▶ ABOUT THIS EXERCISE
Extract all lines that hold "Scans" from the records below.

▶ PROVIDED MATERIAL
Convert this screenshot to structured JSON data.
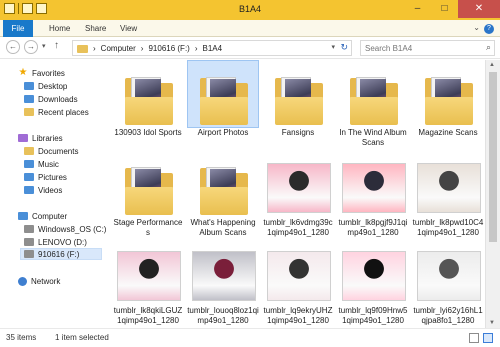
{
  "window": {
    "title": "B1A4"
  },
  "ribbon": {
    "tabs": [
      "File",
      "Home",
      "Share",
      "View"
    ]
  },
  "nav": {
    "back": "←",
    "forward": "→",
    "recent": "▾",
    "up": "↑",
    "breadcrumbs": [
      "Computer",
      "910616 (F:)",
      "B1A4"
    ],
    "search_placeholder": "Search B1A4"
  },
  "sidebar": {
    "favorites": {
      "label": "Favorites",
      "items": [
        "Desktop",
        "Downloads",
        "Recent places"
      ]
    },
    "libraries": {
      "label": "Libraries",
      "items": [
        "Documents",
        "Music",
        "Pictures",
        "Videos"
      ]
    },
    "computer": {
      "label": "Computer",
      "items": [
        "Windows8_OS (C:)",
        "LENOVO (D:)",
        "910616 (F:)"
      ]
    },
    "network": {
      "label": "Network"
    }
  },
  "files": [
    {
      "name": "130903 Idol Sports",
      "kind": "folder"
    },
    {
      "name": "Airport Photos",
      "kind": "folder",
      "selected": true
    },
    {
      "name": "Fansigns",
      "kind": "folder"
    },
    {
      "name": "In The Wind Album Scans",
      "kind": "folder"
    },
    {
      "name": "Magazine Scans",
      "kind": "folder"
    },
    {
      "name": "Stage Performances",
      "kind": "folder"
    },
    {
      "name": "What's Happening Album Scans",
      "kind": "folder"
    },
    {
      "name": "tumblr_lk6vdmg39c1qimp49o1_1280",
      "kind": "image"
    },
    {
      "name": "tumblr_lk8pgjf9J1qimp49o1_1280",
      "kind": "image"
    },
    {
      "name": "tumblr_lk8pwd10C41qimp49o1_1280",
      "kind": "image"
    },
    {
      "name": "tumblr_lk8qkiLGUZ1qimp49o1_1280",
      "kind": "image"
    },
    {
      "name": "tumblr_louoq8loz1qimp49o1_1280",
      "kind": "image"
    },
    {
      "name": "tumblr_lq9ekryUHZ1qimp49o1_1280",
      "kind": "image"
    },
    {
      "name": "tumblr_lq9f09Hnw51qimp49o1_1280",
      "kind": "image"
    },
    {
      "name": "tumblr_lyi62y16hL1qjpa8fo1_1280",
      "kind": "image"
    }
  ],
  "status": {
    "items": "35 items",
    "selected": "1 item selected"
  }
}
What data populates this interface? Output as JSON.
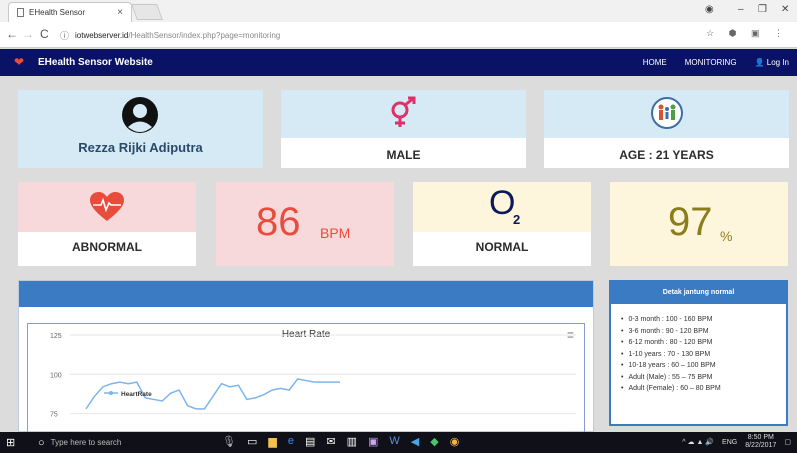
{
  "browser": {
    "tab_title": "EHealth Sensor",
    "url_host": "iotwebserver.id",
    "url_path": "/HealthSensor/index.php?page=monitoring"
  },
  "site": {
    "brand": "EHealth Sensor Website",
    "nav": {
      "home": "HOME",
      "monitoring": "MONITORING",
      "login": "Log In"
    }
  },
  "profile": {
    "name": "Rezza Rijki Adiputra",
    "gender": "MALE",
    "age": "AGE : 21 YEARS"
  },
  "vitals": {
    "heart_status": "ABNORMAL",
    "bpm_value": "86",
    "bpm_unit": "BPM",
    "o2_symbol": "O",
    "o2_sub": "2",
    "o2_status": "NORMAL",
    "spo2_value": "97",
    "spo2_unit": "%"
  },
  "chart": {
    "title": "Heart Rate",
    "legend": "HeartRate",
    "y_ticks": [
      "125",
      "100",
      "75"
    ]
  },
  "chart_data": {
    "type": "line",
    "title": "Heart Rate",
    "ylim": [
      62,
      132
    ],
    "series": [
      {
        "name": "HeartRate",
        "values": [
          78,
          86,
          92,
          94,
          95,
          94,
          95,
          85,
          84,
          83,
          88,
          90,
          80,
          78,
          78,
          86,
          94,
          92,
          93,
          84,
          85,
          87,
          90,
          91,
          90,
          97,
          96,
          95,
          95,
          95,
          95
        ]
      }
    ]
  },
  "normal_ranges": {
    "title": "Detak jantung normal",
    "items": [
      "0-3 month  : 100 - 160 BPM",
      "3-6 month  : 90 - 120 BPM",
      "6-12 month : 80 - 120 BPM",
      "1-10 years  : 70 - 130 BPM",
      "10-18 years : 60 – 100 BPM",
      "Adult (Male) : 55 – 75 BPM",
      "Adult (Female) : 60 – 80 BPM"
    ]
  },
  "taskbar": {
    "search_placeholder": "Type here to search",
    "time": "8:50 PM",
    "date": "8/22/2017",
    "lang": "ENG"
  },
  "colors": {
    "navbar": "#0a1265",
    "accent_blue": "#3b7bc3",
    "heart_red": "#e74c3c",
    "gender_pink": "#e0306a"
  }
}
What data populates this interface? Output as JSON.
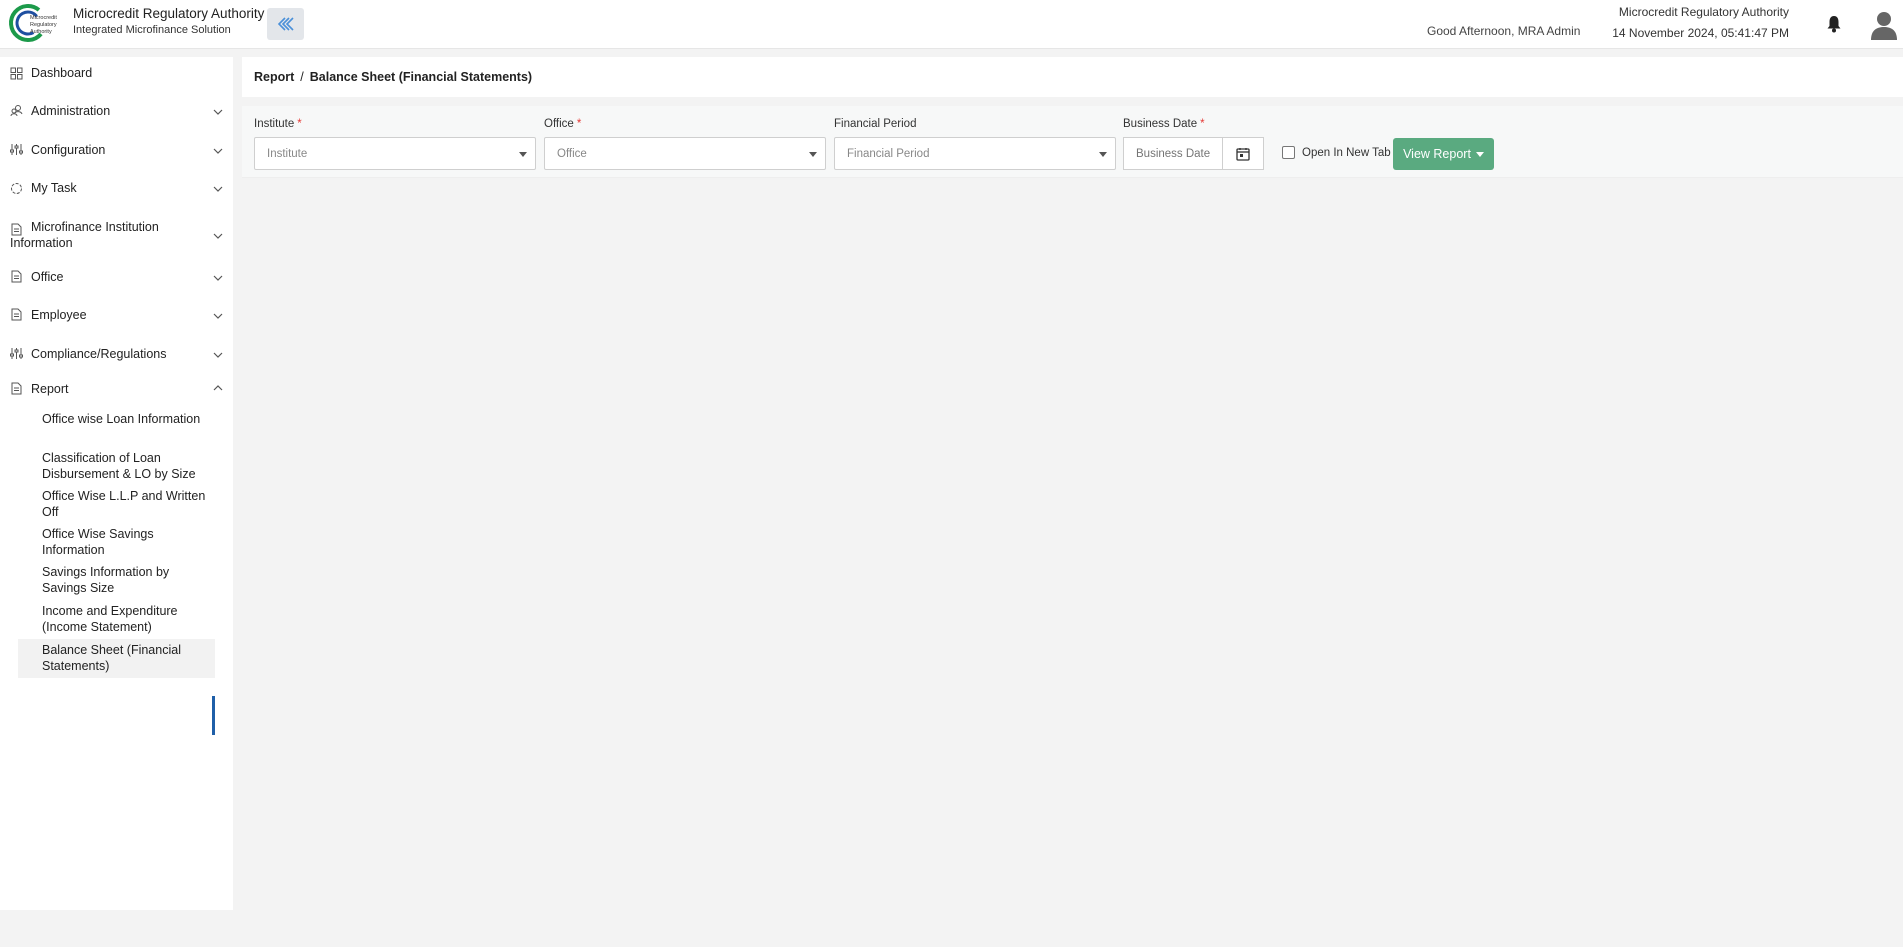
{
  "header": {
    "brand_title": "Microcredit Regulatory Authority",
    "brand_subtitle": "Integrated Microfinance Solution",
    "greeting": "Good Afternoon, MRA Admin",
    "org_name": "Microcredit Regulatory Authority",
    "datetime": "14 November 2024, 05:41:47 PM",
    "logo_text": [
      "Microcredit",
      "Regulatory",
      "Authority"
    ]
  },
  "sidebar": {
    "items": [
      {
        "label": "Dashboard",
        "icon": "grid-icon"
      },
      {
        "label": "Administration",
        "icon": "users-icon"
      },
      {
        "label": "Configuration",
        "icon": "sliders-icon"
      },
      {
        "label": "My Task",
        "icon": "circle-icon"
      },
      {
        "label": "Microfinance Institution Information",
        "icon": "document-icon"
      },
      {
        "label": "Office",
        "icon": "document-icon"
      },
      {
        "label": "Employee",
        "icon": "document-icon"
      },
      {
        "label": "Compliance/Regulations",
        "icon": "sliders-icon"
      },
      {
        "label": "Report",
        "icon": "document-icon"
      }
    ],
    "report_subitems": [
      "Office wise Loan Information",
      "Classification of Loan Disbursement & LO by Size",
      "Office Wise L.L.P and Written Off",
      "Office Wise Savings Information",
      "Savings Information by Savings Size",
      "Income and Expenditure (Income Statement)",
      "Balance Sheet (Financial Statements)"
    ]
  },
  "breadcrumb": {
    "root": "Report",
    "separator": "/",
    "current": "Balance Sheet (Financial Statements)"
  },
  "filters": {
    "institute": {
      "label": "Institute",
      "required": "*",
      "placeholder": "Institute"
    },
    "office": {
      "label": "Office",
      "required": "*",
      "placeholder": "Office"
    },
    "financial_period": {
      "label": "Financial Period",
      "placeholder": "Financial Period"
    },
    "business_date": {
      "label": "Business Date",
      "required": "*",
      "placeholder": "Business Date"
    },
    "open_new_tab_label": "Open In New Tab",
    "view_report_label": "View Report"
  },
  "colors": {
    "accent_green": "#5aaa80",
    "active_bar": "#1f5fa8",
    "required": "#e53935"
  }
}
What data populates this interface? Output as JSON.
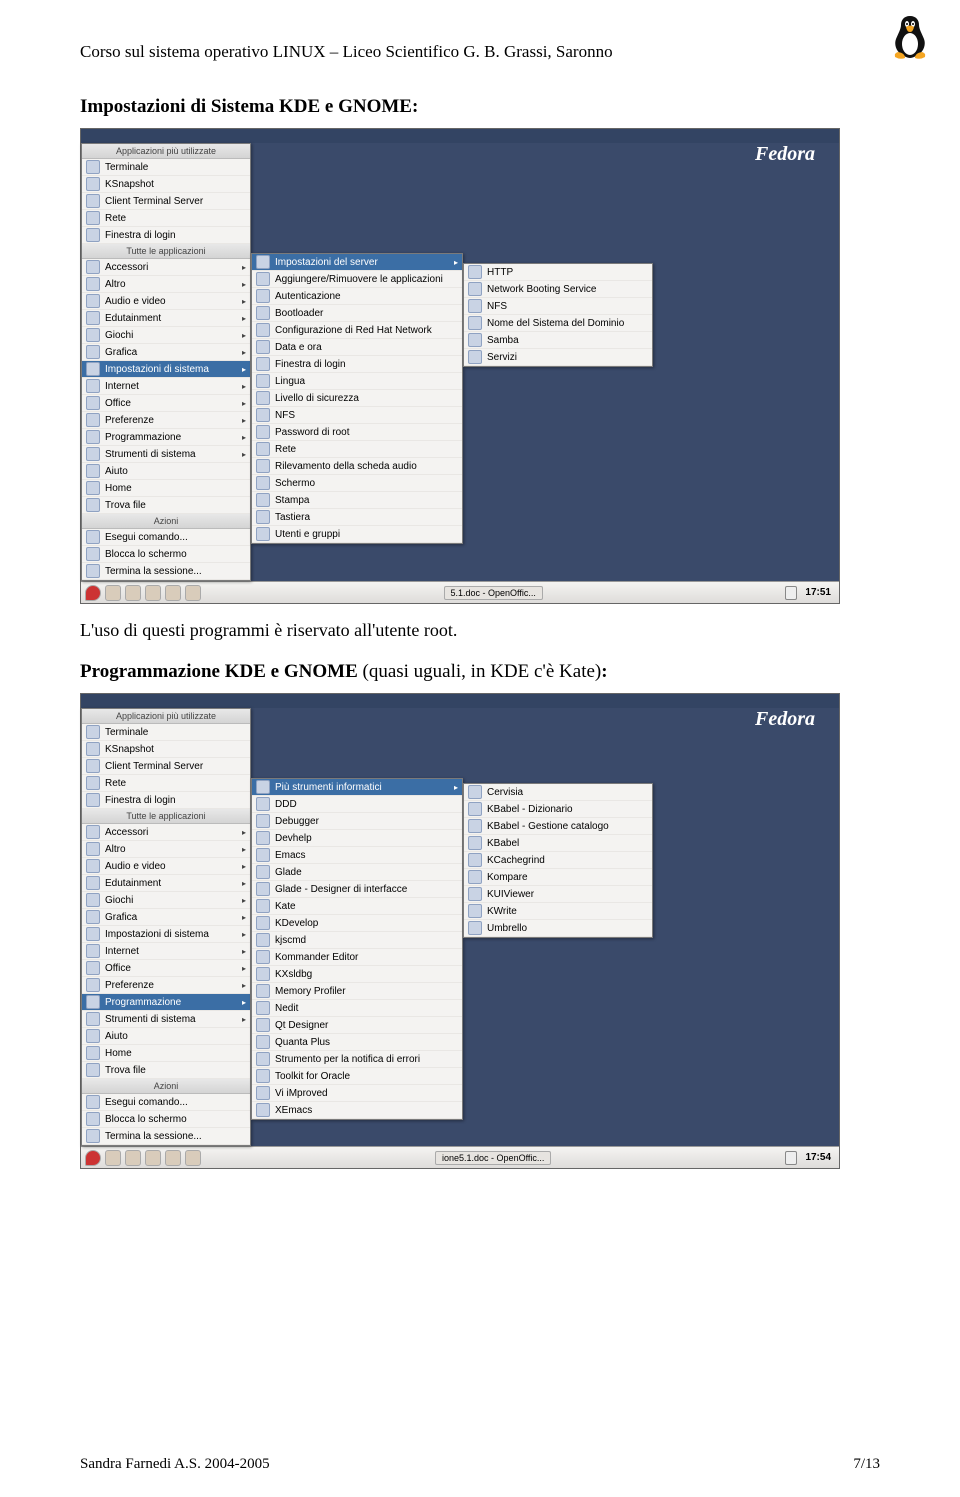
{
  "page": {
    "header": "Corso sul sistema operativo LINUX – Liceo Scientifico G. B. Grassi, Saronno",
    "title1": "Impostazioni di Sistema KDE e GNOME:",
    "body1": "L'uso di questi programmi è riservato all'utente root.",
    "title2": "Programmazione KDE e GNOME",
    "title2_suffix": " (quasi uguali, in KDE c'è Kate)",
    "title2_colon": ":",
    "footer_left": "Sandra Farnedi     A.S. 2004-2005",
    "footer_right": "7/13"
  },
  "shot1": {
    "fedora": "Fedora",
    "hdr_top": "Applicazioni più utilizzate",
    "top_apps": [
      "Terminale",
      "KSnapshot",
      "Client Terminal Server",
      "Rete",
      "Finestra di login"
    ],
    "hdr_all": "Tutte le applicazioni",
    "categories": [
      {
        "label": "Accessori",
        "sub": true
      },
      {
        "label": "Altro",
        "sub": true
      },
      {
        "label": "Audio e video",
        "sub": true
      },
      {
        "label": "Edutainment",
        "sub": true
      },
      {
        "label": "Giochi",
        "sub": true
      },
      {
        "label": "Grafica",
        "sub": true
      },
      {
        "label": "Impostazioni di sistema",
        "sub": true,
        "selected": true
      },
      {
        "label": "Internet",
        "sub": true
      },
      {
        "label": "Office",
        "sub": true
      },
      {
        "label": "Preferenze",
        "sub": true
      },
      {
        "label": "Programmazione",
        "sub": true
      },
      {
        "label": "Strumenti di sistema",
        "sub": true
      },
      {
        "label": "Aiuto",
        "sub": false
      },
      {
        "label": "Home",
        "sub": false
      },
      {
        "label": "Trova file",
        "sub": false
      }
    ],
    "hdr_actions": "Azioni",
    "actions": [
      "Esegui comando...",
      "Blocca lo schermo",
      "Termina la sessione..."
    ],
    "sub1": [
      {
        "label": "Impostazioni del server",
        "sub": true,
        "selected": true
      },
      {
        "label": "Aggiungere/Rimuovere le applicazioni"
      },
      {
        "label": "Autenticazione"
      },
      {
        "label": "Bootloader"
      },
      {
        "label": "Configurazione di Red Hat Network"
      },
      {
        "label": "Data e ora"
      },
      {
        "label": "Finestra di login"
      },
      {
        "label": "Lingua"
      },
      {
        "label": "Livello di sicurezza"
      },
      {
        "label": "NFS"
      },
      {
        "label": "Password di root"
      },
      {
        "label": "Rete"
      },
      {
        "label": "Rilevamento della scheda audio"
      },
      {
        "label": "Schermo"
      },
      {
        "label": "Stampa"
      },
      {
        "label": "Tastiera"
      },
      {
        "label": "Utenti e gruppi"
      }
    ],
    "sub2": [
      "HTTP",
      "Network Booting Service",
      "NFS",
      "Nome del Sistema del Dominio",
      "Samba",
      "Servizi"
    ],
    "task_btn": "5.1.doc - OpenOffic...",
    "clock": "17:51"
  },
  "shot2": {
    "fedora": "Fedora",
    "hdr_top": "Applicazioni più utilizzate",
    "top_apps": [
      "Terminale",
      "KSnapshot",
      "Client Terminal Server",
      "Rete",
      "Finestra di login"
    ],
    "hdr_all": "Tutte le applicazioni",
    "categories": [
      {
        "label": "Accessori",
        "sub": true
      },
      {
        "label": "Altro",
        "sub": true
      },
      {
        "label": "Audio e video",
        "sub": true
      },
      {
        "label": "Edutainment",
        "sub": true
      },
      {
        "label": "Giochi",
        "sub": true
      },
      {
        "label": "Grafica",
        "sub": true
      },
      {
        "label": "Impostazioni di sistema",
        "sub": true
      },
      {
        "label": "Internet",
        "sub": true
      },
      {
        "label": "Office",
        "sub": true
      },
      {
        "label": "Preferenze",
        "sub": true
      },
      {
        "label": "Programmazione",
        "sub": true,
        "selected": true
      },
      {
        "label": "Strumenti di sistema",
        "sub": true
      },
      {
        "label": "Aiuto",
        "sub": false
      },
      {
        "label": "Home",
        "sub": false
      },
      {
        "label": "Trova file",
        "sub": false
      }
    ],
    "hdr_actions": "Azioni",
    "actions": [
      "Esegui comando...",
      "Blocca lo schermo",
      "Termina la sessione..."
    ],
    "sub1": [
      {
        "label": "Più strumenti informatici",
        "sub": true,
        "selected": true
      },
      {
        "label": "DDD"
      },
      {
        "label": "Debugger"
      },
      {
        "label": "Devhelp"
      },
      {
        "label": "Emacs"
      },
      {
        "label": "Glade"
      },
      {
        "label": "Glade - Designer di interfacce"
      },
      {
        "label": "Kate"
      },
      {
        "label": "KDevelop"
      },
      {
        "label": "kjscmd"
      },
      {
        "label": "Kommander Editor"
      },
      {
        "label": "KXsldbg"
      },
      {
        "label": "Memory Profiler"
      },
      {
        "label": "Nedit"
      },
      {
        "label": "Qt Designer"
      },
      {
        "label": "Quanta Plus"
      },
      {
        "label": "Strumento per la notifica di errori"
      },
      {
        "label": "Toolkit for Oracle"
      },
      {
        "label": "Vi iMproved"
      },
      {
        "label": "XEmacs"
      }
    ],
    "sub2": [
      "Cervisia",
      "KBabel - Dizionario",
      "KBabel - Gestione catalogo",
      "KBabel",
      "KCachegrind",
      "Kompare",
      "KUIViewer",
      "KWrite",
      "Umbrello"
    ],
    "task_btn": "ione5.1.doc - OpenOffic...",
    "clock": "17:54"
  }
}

▶ REPLY TO THE TASK
      "name": "In The Wind Album Scans",
      "name": "Magazine Scans",
      "name": "What's Happening Album Scans",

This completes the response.